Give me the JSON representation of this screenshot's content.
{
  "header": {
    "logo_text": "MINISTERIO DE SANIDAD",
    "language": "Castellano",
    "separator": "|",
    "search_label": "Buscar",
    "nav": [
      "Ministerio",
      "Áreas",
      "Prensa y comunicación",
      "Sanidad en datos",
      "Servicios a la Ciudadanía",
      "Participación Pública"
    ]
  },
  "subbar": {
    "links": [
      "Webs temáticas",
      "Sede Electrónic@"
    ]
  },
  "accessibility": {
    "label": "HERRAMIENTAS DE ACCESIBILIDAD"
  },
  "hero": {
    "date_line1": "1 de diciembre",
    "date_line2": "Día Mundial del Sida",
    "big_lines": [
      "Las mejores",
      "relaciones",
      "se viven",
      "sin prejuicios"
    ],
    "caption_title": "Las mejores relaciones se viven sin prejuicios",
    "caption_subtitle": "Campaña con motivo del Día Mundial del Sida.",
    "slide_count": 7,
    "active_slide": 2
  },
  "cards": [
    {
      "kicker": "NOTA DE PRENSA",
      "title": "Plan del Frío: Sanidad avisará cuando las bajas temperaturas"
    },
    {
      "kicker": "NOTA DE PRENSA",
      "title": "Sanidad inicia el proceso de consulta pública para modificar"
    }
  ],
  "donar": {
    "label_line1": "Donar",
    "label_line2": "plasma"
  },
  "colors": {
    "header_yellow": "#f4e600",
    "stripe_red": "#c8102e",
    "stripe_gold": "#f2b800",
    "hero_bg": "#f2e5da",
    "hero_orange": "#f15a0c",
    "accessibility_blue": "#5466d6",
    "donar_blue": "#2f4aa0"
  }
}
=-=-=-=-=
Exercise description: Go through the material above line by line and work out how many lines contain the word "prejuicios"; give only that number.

Response: 2